Chapter 12 begins the second part of the novel and is the transition from childhood innocence and the harsh reality of life in Maycomb. Calpurnia is an important character in this chapter because she lives in both the world of the whites and the blacks. For the first time, they realize that Calpurnia has a whole other life apart from her life with the Finches.
That Calpurnia led a modest double life never dawned on me. The idea that she had a separate existence outside our household was a novel one...
While Atticus is away at the state legislature, the children attend church with Calpurnia. The children are welcomed as honored guests at the First Purchase African M.E. Church in a way that Calpurnia would never be welcome at the "white" church.
On the way home, the conversation between the children and Calpurnia foreshadows the racial and class divisions that build as the story progresses.
For example, Calpurnia tries to explain to Scout and Jem why she talks differently when she is with other black people.
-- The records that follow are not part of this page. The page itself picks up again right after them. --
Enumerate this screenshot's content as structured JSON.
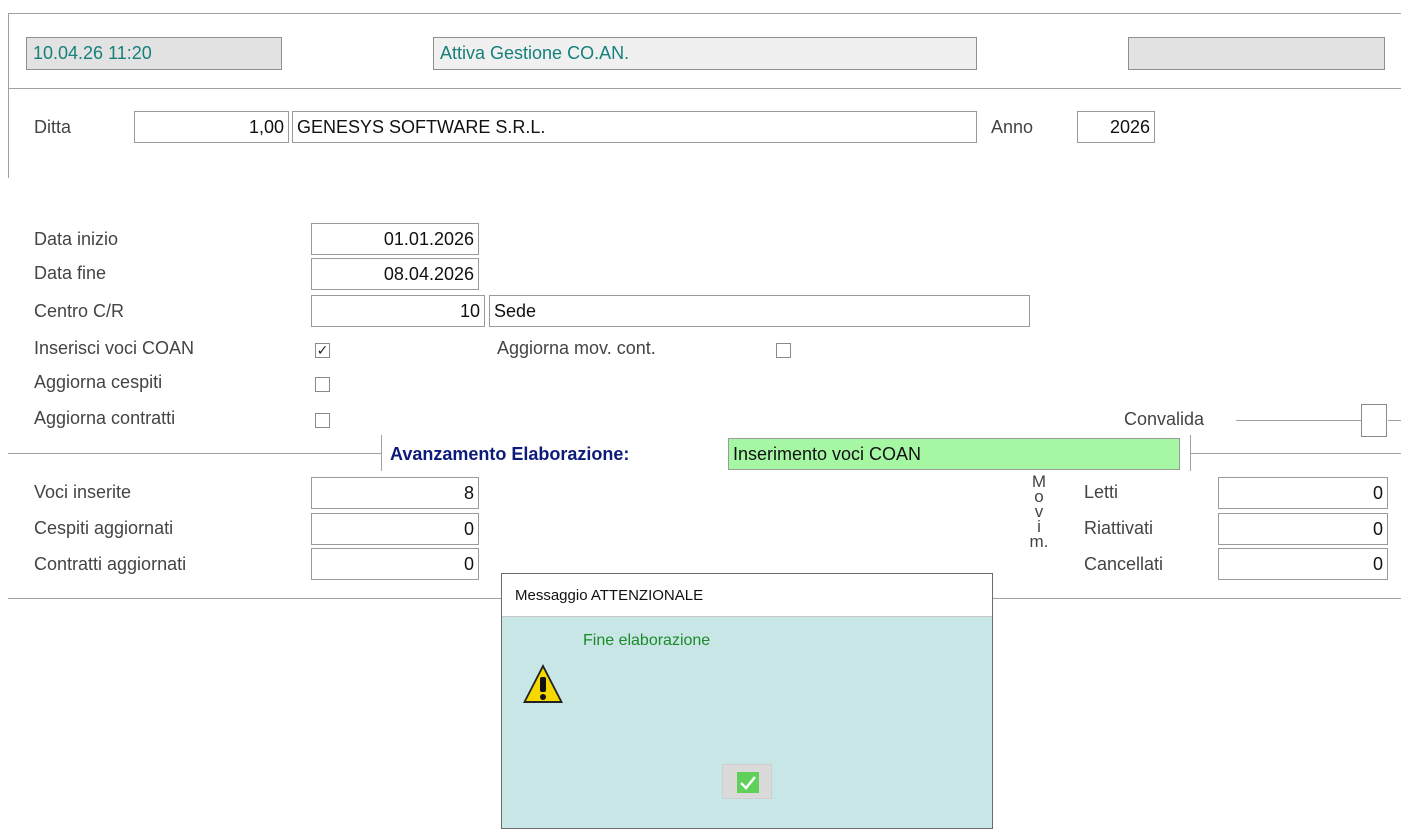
{
  "header": {
    "datetime": "10.04.26 11:20",
    "program_title": "Attiva Gestione CO.AN.",
    "right_status": ""
  },
  "company": {
    "ditta_label": "Ditta",
    "ditta_code": "1,00",
    "ditta_name": "GENESYS SOFTWARE S.R.L.",
    "anno_label": "Anno",
    "anno_value": "2026"
  },
  "params": {
    "data_inizio_label": "Data inizio",
    "data_inizio": "01.01.2026",
    "data_fine_label": "Data fine",
    "data_fine": "08.04.2026",
    "centro_label": "Centro C/R",
    "centro_code": "10",
    "centro_name": "Sede",
    "inserisci_label": "Inserisci voci COAN",
    "inserisci_checked": true,
    "aggiorna_mov_label": "Aggiorna mov. cont.",
    "aggiorna_mov_checked": false,
    "aggiorna_cespiti_label": "Aggiorna cespiti",
    "aggiorna_cespiti_checked": false,
    "aggiorna_contratti_label": "Aggiorna contratti",
    "aggiorna_contratti_checked": false,
    "convalida_label": "Convalida"
  },
  "progress": {
    "title": "Avanzamento Elaborazione:",
    "value": "Inserimento voci COAN"
  },
  "results": {
    "voci_label": "Voci inserite",
    "voci": "8",
    "cespiti_label": "Cespiti aggiornati",
    "cespiti": "0",
    "contratti_label": "Contratti aggiornati",
    "contratti": "0",
    "movim_letters": [
      "M",
      "o",
      "v",
      "i",
      "m."
    ],
    "letti_label": "Letti",
    "letti": "0",
    "riattivati_label": "Riattivati",
    "riattivati": "0",
    "cancellati_label": "Cancellati",
    "cancellati": "0"
  },
  "dialog": {
    "title": "Messaggio ATTENZIONALE",
    "message": "Fine elaborazione",
    "icon": "warning-icon",
    "ok_icon": "check-icon"
  }
}
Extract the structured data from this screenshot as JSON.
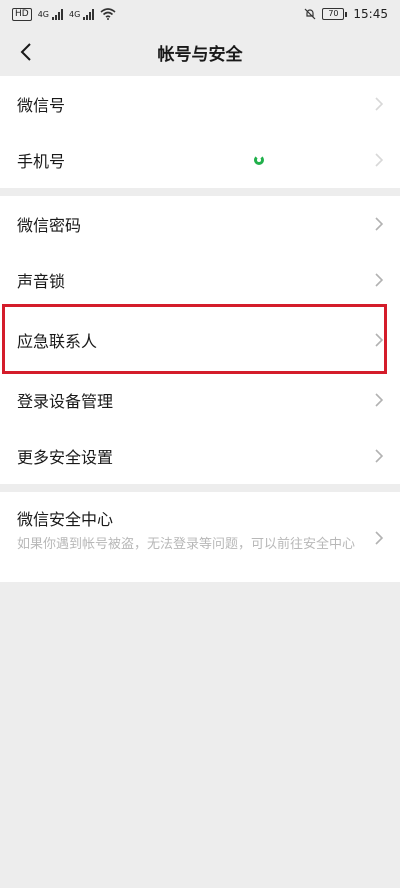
{
  "status_bar": {
    "left_chip": "HD",
    "net1": "4G",
    "net2": "4G",
    "battery": "70",
    "time": "15:45"
  },
  "nav": {
    "title": "帐号与安全"
  },
  "account_group": [
    {
      "label": "微信号"
    },
    {
      "label": "手机号"
    }
  ],
  "security_group": [
    {
      "label": "微信密码"
    },
    {
      "label": "声音锁"
    },
    {
      "label": "应急联系人"
    },
    {
      "label": "登录设备管理"
    },
    {
      "label": "更多安全设置"
    }
  ],
  "security_center": {
    "title": "微信安全中心",
    "description": "如果你遇到帐号被盗，无法登录等问题，可以前往安全中心"
  },
  "colors": {
    "background": "#ededed",
    "card": "#ffffff",
    "highlight": "#d41c2a",
    "accent_green": "#21b04b"
  }
}
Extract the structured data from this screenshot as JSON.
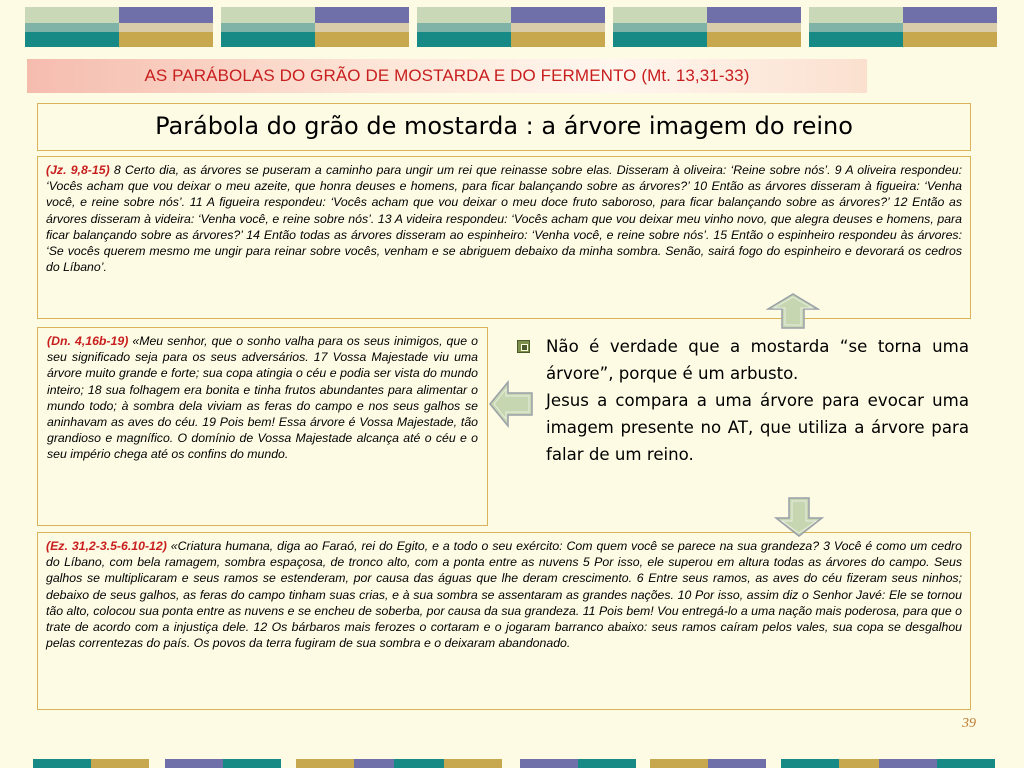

She tells the children that even though she knows the difference between speaking properly and talking like "the rest of the colored folks," she would not fit in with her community if she spoke "white-folks talk."
The appearance of Aunt Alexandra at the Finch home at the end of the chapter symbolizes the encroachment of Maycomb's racism into the children's lives.